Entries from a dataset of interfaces
· · · · ·

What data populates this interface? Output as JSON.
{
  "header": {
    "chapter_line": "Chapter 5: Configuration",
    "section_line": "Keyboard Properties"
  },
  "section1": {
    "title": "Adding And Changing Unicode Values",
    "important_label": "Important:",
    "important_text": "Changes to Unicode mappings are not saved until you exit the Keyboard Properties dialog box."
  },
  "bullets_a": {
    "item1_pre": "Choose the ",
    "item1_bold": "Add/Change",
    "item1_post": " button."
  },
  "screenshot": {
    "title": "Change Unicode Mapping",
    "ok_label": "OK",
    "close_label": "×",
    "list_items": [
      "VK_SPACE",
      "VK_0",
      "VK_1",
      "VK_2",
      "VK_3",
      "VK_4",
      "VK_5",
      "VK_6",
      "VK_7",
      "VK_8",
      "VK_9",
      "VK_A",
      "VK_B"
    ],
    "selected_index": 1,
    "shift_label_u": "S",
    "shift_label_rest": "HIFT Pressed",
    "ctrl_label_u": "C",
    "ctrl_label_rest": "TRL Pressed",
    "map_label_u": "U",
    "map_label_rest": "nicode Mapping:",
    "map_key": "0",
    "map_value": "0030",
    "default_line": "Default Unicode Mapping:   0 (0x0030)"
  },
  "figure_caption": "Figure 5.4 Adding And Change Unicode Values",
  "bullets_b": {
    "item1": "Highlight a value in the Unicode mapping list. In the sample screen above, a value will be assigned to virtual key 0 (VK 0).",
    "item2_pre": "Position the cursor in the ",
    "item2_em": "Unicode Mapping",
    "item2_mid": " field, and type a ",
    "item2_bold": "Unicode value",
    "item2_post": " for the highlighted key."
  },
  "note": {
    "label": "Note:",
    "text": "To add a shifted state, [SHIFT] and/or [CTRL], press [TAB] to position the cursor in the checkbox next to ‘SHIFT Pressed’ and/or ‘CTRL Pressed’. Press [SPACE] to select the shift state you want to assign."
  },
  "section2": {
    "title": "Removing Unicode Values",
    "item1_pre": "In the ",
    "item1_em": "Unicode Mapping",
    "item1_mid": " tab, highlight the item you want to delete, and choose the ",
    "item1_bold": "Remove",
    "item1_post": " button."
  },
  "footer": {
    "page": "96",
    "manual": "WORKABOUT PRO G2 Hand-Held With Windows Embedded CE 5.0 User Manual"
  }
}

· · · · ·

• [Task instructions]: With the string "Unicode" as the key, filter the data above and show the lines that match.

• [Output of the exercise]:
    "title": "Adding And Changing Unicode Values",
    "important_text": "Changes to Unicode mappings are not saved until you exit the Keyboard Properties dialog box."
    "title": "Change Unicode Mapping",
    "default_line": "Default Unicode Mapping:   0 (0x0030)"
  "figure_caption": "Figure 5.4 Adding And Change Unicode Values",
    "item1": "Highlight a value in the Unicode mapping list. In the sample screen above, a value will be assigned to virtual key 0 (VK 0).",
    "item2_em": "Unicode Mapping",
    "item2_bold": "Unicode value",
    "title": "Removing Unicode Values",
    "item1_em": "Unicode Mapping",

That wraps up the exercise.